Spain’s Port of Valencia is trialling new solar panels installed on the ground, claimed to be walkable by pedestrians and vehicles.
This initiative opens the door to taking advantage of large port spaces to generate solar energy and positions Valenciaport as a benchmark in SmartPorts.
A total of 24 passable solar tiles have been installed on the north dock of the Port of Valencia with a power of more than 1 kWp in just six square metres of surface area, with an energy production equivalent to half the annual consumption of a three-person household, which will avoid emitting 5.7 tonnes of CO2 per year. “It is one more of the bets that we are developing in Valenciaport in cutting-edge technological proposals that provide the site with green and clean energy in our commitment to decarbonisation, while we support entrepreneurship to act as a catalyst for innovation that generates new businesses and opportunities for young talent,” explained Federico Torres, head of Ecological Transition of the Port Authority of Valencia.
The solar paving has been developed by SOLUM, one of the start-ups selected by the Port Authority of Valencia (PAV) and the Valenciaport Foundation within the framework of the EIT Climate-KIC Accelerator, which responded to the challenge launched by Valenciaport on innovation in photovoltaic installations in ports and which, on reaching phase 3 of the accelerator, has received financial support of 30,000 euros.
SOLUM’s Director of Product and Innovation, Luis Muñoz, indicated that “this solar floor is 100% walkable with a design integrated into the urban architecture that guarantees anti-slip, with regenerative properties and a greater resistance than concrete that makes it resistant to loads, impacts and scratches.
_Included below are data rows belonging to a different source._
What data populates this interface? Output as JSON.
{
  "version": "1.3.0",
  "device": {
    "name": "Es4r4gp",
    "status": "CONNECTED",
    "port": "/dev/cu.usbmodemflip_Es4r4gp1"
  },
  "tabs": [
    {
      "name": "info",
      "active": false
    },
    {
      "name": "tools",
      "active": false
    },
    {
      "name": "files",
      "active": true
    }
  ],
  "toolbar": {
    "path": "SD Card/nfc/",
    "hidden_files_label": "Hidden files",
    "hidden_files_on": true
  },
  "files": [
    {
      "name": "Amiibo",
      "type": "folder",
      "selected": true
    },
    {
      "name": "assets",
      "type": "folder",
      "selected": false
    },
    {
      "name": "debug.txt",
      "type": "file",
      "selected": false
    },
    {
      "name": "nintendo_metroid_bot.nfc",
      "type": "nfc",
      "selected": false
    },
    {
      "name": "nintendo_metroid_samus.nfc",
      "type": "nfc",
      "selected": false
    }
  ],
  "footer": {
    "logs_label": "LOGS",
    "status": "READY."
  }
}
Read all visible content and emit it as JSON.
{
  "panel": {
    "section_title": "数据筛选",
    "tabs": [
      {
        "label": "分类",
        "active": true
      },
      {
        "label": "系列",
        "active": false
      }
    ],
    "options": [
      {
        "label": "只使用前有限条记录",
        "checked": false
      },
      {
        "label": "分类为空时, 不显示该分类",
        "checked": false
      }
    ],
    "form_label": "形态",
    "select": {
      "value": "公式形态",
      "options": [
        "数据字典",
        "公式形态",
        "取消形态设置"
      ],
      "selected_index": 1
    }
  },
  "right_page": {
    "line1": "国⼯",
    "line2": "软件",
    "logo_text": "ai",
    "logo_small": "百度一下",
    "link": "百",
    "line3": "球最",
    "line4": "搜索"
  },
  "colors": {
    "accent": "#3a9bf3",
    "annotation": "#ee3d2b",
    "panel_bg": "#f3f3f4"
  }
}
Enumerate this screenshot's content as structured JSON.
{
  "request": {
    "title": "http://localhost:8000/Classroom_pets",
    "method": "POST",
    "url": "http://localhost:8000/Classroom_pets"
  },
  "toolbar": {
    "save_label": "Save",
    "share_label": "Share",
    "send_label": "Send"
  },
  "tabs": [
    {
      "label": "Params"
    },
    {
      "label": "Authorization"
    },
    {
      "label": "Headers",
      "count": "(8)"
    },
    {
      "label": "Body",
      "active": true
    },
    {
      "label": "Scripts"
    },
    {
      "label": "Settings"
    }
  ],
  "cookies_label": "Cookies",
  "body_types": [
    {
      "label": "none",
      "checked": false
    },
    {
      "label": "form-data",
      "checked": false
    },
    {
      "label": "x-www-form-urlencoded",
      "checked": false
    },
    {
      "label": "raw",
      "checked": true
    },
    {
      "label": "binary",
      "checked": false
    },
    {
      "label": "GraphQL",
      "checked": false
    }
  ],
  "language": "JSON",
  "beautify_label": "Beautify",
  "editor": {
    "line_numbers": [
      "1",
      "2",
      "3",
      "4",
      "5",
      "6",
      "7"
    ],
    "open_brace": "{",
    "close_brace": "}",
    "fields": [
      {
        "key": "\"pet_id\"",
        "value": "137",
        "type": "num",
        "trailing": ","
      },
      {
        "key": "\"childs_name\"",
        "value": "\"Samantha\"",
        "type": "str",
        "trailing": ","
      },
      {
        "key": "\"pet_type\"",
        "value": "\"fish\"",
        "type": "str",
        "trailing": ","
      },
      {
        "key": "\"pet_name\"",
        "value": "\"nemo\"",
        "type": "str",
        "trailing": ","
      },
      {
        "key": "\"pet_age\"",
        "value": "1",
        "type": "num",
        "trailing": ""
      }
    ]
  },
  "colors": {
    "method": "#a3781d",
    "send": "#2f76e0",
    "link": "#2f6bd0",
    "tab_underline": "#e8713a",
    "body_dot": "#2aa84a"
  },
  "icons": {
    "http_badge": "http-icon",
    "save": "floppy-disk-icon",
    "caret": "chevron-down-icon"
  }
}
The system generates clean energy thanks to the high-efficiency photovoltaic cells integrated in its interior”.
This innovative photovoltaic solution can be installed both in pedestrian areas and in areas with occasional traffic. These solar panels are much more resistant to erosion and easy maintenance and, in a place like the Port of Valencia, they also have the advantage of being able to produce energy in areas where a panel could not be installed.
By Jake Frith